- [THE PROBLEM]: Among the entries below, find each line with "label" and show it.

· · · · ·

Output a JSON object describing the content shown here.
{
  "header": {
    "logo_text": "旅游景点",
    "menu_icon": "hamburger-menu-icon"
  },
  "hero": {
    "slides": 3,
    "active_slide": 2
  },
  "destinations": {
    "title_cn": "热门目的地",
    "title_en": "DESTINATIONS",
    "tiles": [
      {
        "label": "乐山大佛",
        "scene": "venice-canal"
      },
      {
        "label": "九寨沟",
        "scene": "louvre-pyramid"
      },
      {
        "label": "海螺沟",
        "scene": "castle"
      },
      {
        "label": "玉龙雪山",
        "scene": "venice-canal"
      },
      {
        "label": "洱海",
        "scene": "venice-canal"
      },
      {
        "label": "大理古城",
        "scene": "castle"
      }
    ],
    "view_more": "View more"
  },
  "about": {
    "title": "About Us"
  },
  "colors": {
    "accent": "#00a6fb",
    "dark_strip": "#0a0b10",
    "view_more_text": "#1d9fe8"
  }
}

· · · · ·

- [SOLUTION TO THE EXERCISE]:
        "label": "乐山大佛",
        "label": "九寨沟",
        "label": "海螺沟",
        "label": "玉龙雪山",
        "label": "洱海",
        "label": "大理古城",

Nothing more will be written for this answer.